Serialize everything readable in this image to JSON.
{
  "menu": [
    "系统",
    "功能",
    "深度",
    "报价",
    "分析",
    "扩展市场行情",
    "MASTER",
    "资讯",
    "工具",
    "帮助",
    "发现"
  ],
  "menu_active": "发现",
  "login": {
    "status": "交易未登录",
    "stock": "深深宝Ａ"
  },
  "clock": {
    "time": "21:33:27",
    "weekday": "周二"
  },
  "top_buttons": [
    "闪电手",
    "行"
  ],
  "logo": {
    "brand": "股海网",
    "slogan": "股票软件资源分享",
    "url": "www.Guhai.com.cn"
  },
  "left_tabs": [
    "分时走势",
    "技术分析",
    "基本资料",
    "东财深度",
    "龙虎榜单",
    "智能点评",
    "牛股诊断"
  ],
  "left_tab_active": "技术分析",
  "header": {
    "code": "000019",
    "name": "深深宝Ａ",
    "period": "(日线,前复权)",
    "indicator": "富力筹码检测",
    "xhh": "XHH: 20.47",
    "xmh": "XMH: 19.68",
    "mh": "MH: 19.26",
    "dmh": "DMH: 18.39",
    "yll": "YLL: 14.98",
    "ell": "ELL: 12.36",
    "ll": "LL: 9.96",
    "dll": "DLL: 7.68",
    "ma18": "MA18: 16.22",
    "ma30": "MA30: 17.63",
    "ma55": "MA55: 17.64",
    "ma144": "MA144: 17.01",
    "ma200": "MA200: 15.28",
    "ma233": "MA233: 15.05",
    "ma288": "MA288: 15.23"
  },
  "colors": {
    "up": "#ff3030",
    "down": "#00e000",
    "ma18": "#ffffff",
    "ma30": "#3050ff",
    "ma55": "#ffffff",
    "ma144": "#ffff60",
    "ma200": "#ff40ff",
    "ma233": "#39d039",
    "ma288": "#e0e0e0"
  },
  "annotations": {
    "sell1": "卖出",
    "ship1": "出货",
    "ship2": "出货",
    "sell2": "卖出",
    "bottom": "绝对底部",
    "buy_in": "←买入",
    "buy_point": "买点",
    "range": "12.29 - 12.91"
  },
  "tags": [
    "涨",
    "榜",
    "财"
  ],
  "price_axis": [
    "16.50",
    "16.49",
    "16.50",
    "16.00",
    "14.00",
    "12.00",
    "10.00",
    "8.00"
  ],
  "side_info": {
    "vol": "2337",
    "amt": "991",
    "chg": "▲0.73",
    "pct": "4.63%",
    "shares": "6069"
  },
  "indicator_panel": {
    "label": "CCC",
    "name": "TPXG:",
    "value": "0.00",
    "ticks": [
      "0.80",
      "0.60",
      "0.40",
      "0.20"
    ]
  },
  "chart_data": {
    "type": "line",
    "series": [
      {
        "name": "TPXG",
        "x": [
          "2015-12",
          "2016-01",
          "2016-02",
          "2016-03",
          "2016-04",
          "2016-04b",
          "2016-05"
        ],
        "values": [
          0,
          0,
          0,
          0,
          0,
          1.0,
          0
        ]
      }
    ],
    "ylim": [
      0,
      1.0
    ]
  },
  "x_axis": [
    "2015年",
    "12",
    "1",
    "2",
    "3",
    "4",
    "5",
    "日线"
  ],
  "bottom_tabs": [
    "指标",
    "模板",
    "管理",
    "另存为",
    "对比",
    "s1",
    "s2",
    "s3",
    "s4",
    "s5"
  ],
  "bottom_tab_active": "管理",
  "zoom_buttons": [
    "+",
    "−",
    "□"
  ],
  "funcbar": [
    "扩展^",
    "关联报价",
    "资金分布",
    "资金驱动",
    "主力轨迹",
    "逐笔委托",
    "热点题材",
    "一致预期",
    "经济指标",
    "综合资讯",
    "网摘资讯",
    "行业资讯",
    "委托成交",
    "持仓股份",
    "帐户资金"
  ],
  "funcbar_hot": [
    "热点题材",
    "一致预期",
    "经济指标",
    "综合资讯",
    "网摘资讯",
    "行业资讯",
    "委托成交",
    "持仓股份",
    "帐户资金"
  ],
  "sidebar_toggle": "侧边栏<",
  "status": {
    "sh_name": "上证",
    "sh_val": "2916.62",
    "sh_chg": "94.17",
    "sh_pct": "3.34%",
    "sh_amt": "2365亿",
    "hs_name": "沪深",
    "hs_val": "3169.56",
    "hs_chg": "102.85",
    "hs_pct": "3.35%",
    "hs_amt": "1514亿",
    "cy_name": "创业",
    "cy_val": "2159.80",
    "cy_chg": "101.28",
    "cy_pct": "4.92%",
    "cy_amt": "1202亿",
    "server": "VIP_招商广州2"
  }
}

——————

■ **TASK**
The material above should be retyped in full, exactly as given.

■ **THE ANSWER**
Serialize everything readable in this image to JSON.
{
  "menu": [
    "系统",
    "功能",
    "深度",
    "报价",
    "分析",
    "扩展市场行情",
    "MASTER",
    "资讯",
    "工具",
    "帮助",
    "发现"
  ],
  "menu_active": "发现",
  "login": {
    "status": "交易未登录",
    "stock": "深深宝Ａ"
  },
  "clock": {
    "time": "21:33:27",
    "weekday": "周二"
  },
  "top_buttons": [
    "闪电手",
    "行"
  ],
  "logo": {
    "brand": "股海网",
    "slogan": "股票软件资源分享",
    "url": "www.Guhai.com.cn"
  },
  "left_tabs": [
    "分时走势",
    "技术分析",
    "基本资料",
    "东财深度",
    "龙虎榜单",
    "智能点评",
    "牛股诊断"
  ],
  "left_tab_active": "技术分析",
  "header": {
    "code": "000019",
    "name": "深深宝Ａ",
    "period": "(日线,前复权)",
    "indicator": "富力筹码检测",
    "xhh": "XHH: 20.47",
    "xmh": "XMH: 19.68",
    "mh": "MH: 19.26",
    "dmh": "DMH: 18.39",
    "yll": "YLL: 14.98",
    "ell": "ELL: 12.36",
    "ll": "LL: 9.96",
    "dll": "DLL: 7.68",
    "ma18": "MA18: 16.22",
    "ma30": "MA30: 17.63",
    "ma55": "MA55: 17.64",
    "ma144": "MA144: 17.01",
    "ma200": "MA200: 15.28",
    "ma233": "MA233: 15.05",
    "ma288": "MA288: 15.23"
  },
  "colors": {
    "up": "#ff3030",
    "down": "#00e000",
    "ma18": "#ffffff",
    "ma30": "#3050ff",
    "ma55": "#ffffff",
    "ma144": "#ffff60",
    "ma200": "#ff40ff",
    "ma233": "#39d039",
    "ma288": "#e0e0e0"
  },
  "annotations": {
    "sell1": "卖出",
    "ship1": "出货",
    "ship2": "出货",
    "sell2": "卖出",
    "bottom": "绝对底部",
    "buy_in": "←买入",
    "buy_point": "买点",
    "range": "12.29 - 12.91"
  },
  "tags": [
    "涨",
    "榜",
    "财"
  ],
  "price_axis": [
    "16.50",
    "16.49",
    "16.50",
    "16.00",
    "14.00",
    "12.00",
    "10.00",
    "8.00"
  ],
  "side_info": {
    "vol": "2337",
    "amt": "991",
    "chg": "▲0.73",
    "pct": "4.63%",
    "shares": "6069"
  },
  "indicator_panel": {
    "label": "CCC",
    "name": "TPXG:",
    "value": "0.00",
    "ticks": [
      "0.80",
      "0.60",
      "0.40",
      "0.20"
    ]
  },
  "chart_data": {
    "type": "line",
    "series": [
      {
        "name": "TPXG",
        "x": [
          "2015-12",
          "2016-01",
          "2016-02",
          "2016-03",
          "2016-04",
          "2016-04b",
          "2016-05"
        ],
        "values": [
          0,
          0,
          0,
          0,
          0,
          1.0,
          0
        ]
      }
    ],
    "ylim": [
      0,
      1.0
    ]
  },
  "x_axis": [
    "2015年",
    "12",
    "1",
    "2",
    "3",
    "4",
    "5",
    "日线"
  ],
  "bottom_tabs": [
    "指标",
    "模板",
    "管理",
    "另存为",
    "对比",
    "s1",
    "s2",
    "s3",
    "s4",
    "s5"
  ],
  "bottom_tab_active": "管理",
  "zoom_buttons": [
    "+",
    "−",
    "□"
  ],
  "funcbar": [
    "扩展^",
    "关联报价",
    "资金分布",
    "资金驱动",
    "主力轨迹",
    "逐笔委托",
    "热点题材",
    "一致预期",
    "经济指标",
    "综合资讯",
    "网摘资讯",
    "行业资讯",
    "委托成交",
    "持仓股份",
    "帐户资金"
  ],
  "funcbar_hot": [
    "热点题材",
    "一致预期",
    "经济指标",
    "综合资讯",
    "网摘资讯",
    "行业资讯",
    "委托成交",
    "持仓股份",
    "帐户资金"
  ],
  "sidebar_toggle": "侧边栏<",
  "status": {
    "sh_name": "上证",
    "sh_val": "2916.62",
    "sh_chg": "94.17",
    "sh_pct": "3.34%",
    "sh_amt": "2365亿",
    "hs_name": "沪深",
    "hs_val": "3169.56",
    "hs_chg": "102.85",
    "hs_pct": "3.35%",
    "hs_amt": "1514亿",
    "cy_name": "创业",
    "cy_val": "2159.80",
    "cy_chg": "101.28",
    "cy_pct": "4.92%",
    "cy_amt": "1202亿",
    "server": "VIP_招商广州2"
  }
}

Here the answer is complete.